When children are exposed to financial concepts, as simple as saving money and earning interest, they have formulated early ideas about money. What purpose does it serve? Rather than having them figure it out on their own, they will already be predisposed to good financial habits. If students are exposed to the financial basics of adulthood – how credit cards work, how bills work, and the basics of taxes – they will be much more likely to make smarter financial decisions in the future. They will also understand the underpinnings that define the financial system. They won’t be confused when they have to file taxes for the first time. They won’t need help when their first credit card bill arrives.
As a society, we should not take financial literacy for granted. It is not simply a skill that can be picked up instantaneously, or even over a long period of time, without ample help. There has to be guidance – from parents or educators. When they want to learn more, there should be an online presence or resource to turn to.
Why I founded Financial Literacy Journal
I founded Financial Literacy Journal because, firstly, financial literacy is something that is important. There are the core subjects in school – math science, English, and history. Yet the practical skills, such as how to file taxes, or how to invest your money to earn passive income, are not taught and, despite recent legislative attempts, are not likely to be taught extensively anytime soon.

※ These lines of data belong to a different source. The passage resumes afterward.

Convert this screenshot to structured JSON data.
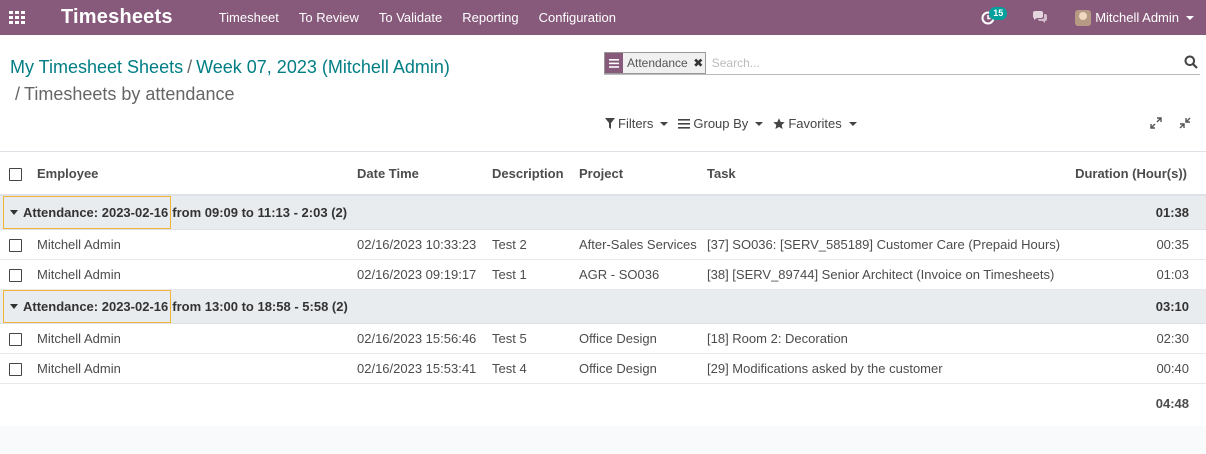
{
  "app": {
    "title": "Timesheets",
    "menu": [
      "Timesheet",
      "To Review",
      "To Validate",
      "Reporting",
      "Configuration"
    ],
    "activity_count": "15",
    "user_name": "Mitchell Admin"
  },
  "breadcrumb": {
    "items": [
      "My Timesheet Sheets",
      "Week 07, 2023 (Mitchell Admin)"
    ],
    "separator": "/",
    "current": "Timesheets by attendance"
  },
  "search": {
    "facet": "Attendance",
    "facet_close": "✖",
    "placeholder": "Search..."
  },
  "filters": {
    "filters_label": "Filters",
    "group_by_label": "Group By",
    "favorites_label": "Favorites"
  },
  "table": {
    "columns": [
      "Employee",
      "Date Time",
      "Description",
      "Project",
      "Task",
      "Duration (Hour(s))"
    ],
    "groups": [
      {
        "label_highlight": "Attendance: 2023-02-16",
        "label_rest": "from 09:09 to 11:13 - 2:03 (2)",
        "total": "01:38",
        "rows": [
          {
            "employee": "Mitchell Admin",
            "datetime": "02/16/2023 10:33:23",
            "description": "Test 2",
            "project": "After-Sales Services",
            "task": "[37] SO036: [SERV_585189] Customer Care (Prepaid Hours)",
            "duration": "00:35"
          },
          {
            "employee": "Mitchell Admin",
            "datetime": "02/16/2023 09:19:17",
            "description": "Test 1",
            "project": "AGR - SO036",
            "task": "[38] [SERV_89744] Senior Architect (Invoice on Timesheets)",
            "duration": "01:03"
          }
        ]
      },
      {
        "label_highlight": "Attendance: 2023-02-16",
        "label_rest": "from 13:00 to 18:58 - 5:58 (2)",
        "total": "03:10",
        "rows": [
          {
            "employee": "Mitchell Admin",
            "datetime": "02/16/2023 15:56:46",
            "description": "Test 5",
            "project": "Office Design",
            "task": "[18] Room 2: Decoration",
            "duration": "02:30"
          },
          {
            "employee": "Mitchell Admin",
            "datetime": "02/16/2023 15:53:41",
            "description": "Test 4",
            "project": "Office Design",
            "task": "[29] Modifications asked by the customer",
            "duration": "00:40"
          }
        ]
      }
    ],
    "grand_total": "04:48"
  },
  "colors": {
    "navbar": "#875a7b",
    "link": "#017e84",
    "highlight_border": "#f0b43a",
    "badge": "#00a09d"
  },
  "icons": [
    "apps-icon",
    "activity-icon",
    "chat-icon",
    "search-icon",
    "filter-icon",
    "group-by-icon",
    "star-icon",
    "expand-icon",
    "collapse-icon"
  ]
}
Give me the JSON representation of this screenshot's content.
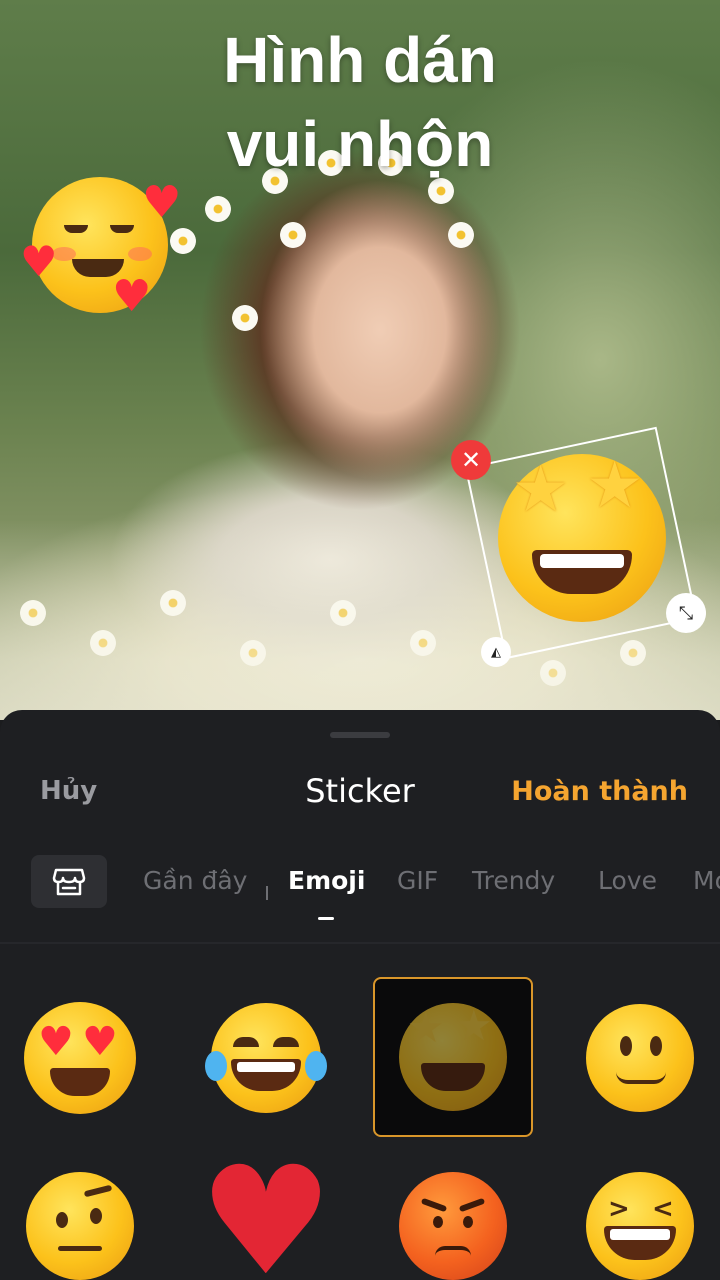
{
  "promo": {
    "line1": "Hình dán",
    "line2": "vui nhộn"
  },
  "canvas_stickers": {
    "left_sticker": "smiling-face-with-hearts",
    "selected_sticker": "star-struck"
  },
  "sheet": {
    "cancel_label": "Hủy",
    "title": "Sticker",
    "done_label": "Hoàn thành"
  },
  "tabs": {
    "items": [
      {
        "label": "Gần đây"
      },
      {
        "label": "Emoji"
      },
      {
        "label": "GIF"
      },
      {
        "label": "Trendy"
      },
      {
        "label": "Love"
      },
      {
        "label": "Mo"
      }
    ],
    "active": "Emoji"
  },
  "emoji_grid": [
    "heart-eyes-emoji",
    "tears-of-joy-emoji",
    "star-struck-emoji",
    "slightly-smiling-emoji",
    "raised-eyebrow-emoji",
    "red-heart-emoji",
    "angry-face-emoji",
    "squinting-grin-emoji"
  ],
  "colors": {
    "accent": "#f5a530",
    "sheet_bg": "#1e1f22",
    "delete_handle": "#ef3a3a"
  }
}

Financial literacy also lacks a strong online presence. There are very few organizations dedicated to spreading financial literacy to students and even adults. Other sources of financial information are complicated, or they only focus on economics courses such as AP Microeconomics. In this way, the basic ideas of money – how to invest it, or how much of it to save – are not actually taught. How do credit cards work? Why should I utilize a 401K? These are questions that remain largely unanswered to many, and the internet has not yet provided a source to answer these questions.
Access to financial literacy should be free. There shouldn’t be paid courses on how to invest, and it shouldn’t be required that students pay for basic financial literacy workshops. Resources should be widespread and accessible – not concentrated and expensive. Financial Literacy Journal is a completely free, accessible resource for lessons and articles on financial topics, and something I believe will firmly change how financial literacy is taught today.
Financial Literacy Journal is an ambitious organization, and our project is going to be difficult to accomplish. However, I firmly believe that by creating content that not only interests, but educates students and adults alike on financial literacy, our society will have better spending habits, credit scores will go up, and the population will be able to retire early with money earned from smart investments. Financial literacy is something that must be taught, and I hope Financial Literacy Journal can be a pivotal driver of financial education for everyone.